··· DATA IN THIS EXERCISE ···

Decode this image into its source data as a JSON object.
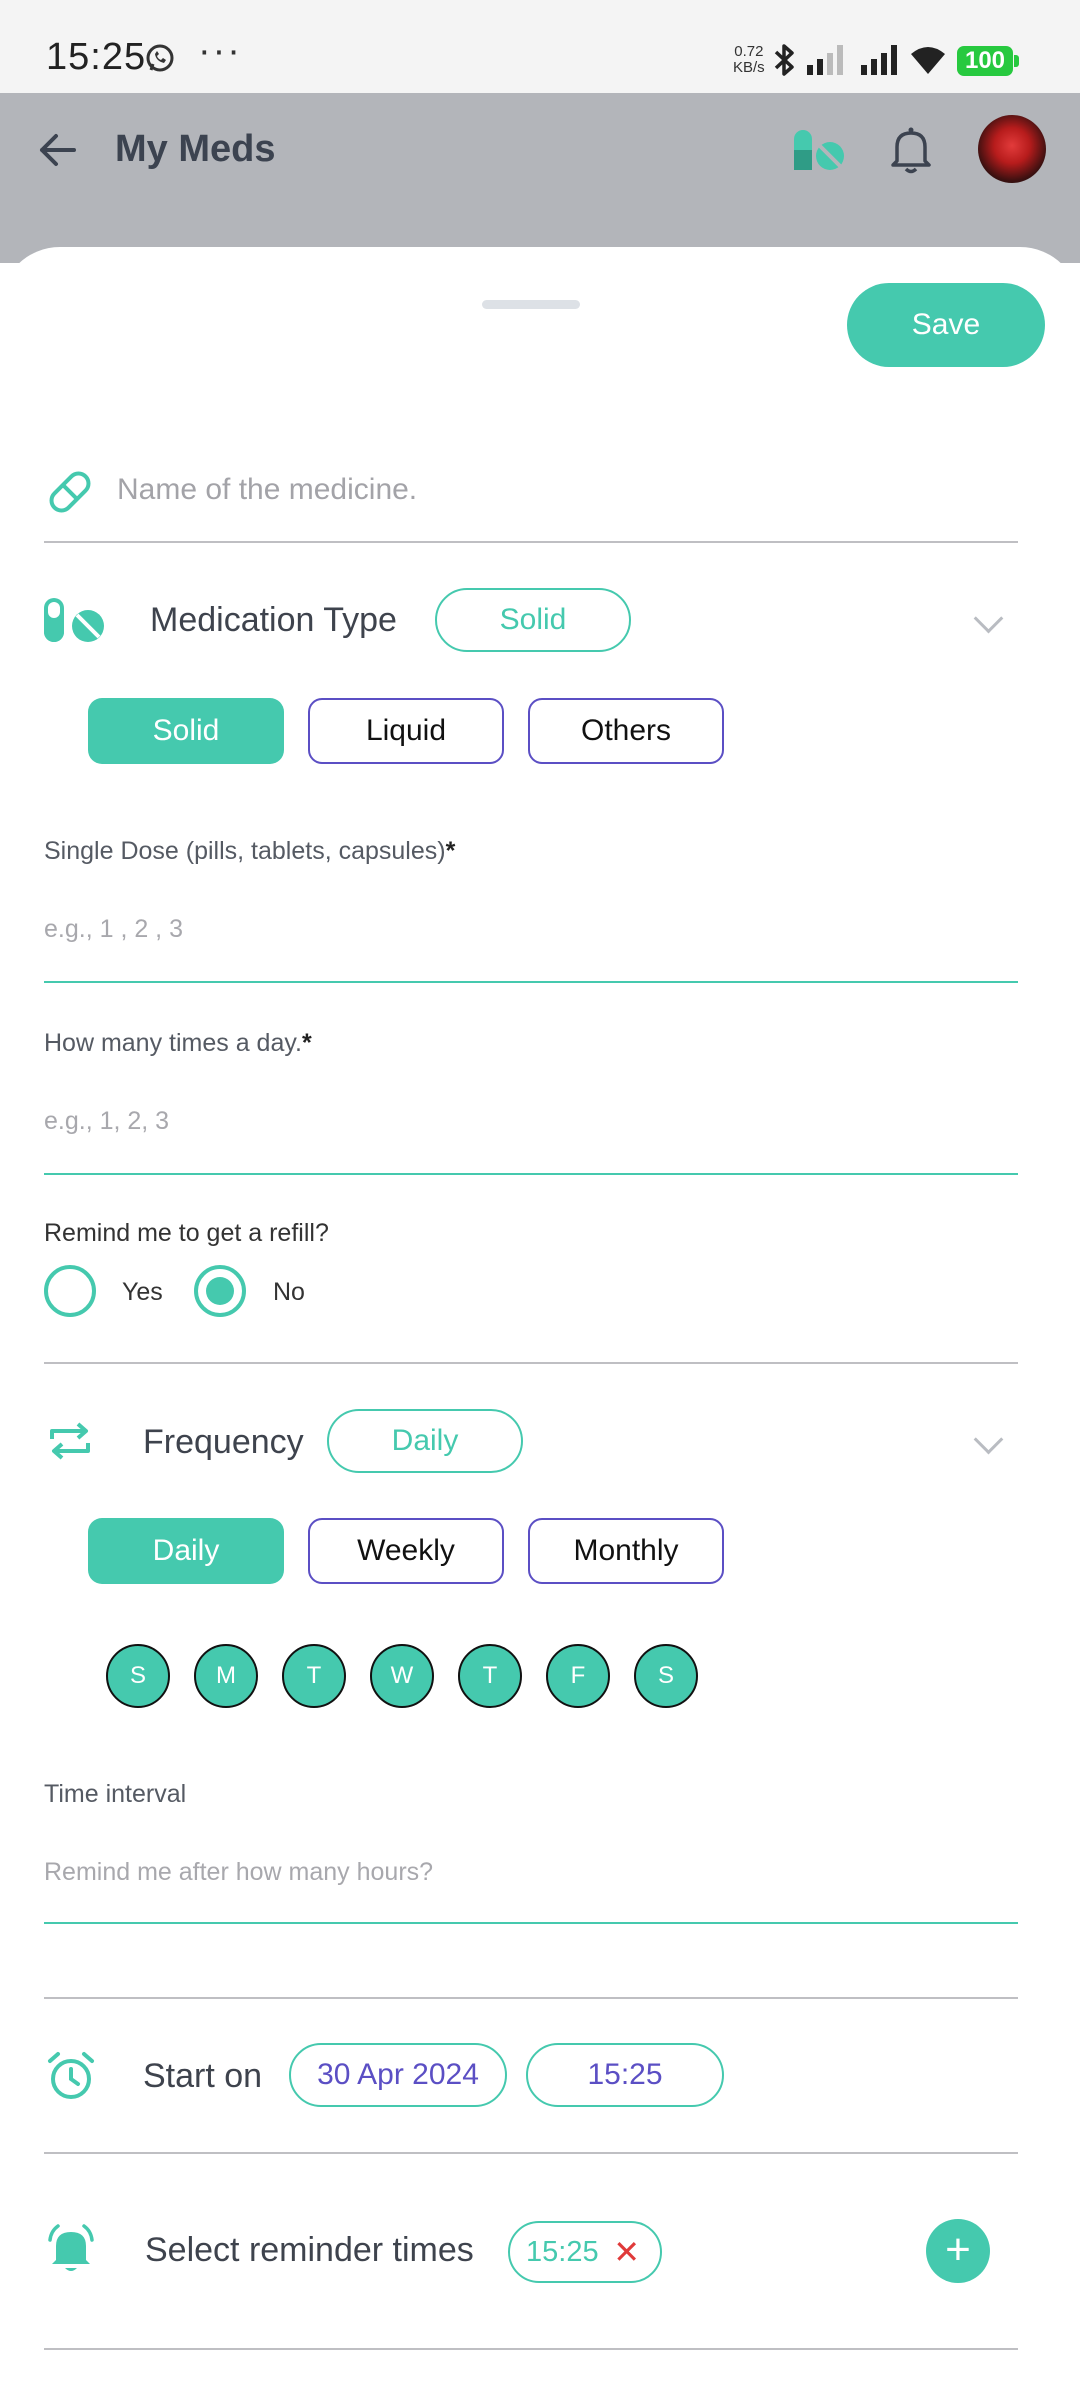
{
  "status_bar": {
    "time": "15:25",
    "more": "···",
    "net_speed_value": "0.72",
    "net_speed_unit": "KB/s",
    "battery": "100"
  },
  "app_bar": {
    "title": "My Meds"
  },
  "sheet": {
    "save_label": "Save",
    "medicine_name_placeholder": "Name of the medicine.",
    "medication_type": {
      "label": "Medication Type",
      "selected": "Solid",
      "options": [
        "Solid",
        "Liquid",
        "Others"
      ]
    },
    "single_dose": {
      "label": "Single Dose (pills, tablets, capsules)",
      "required_mark": "*",
      "placeholder": "e.g., 1 , 2 , 3"
    },
    "times_a_day": {
      "label": "How many times a day.",
      "required_mark": "*",
      "placeholder": "e.g., 1, 2, 3"
    },
    "refill": {
      "question": "Remind me to get a refill?",
      "yes_label": "Yes",
      "no_label": "No",
      "selected": "No"
    },
    "frequency": {
      "label": "Frequency",
      "selected": "Daily",
      "options": [
        "Daily",
        "Weekly",
        "Monthly"
      ],
      "days": [
        "S",
        "M",
        "T",
        "W",
        "T",
        "F",
        "S"
      ]
    },
    "time_interval": {
      "label": "Time interval",
      "placeholder": "Remind me after how many hours?"
    },
    "start_on": {
      "label": "Start on",
      "date": "30 Apr 2024",
      "time": "15:25"
    },
    "reminder": {
      "label": "Select reminder times",
      "times": [
        "15:25"
      ],
      "remove_glyph": "✕",
      "add_glyph": "+"
    }
  },
  "colors": {
    "accent": "#45c9ae",
    "segment_border": "#5b4fc4",
    "start_text": "#5b4fc4",
    "remove": "#e03a3a",
    "battery": "#27c93f"
  }
}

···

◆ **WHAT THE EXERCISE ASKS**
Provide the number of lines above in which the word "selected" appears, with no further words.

◆ **YOUR RESPONSE**
3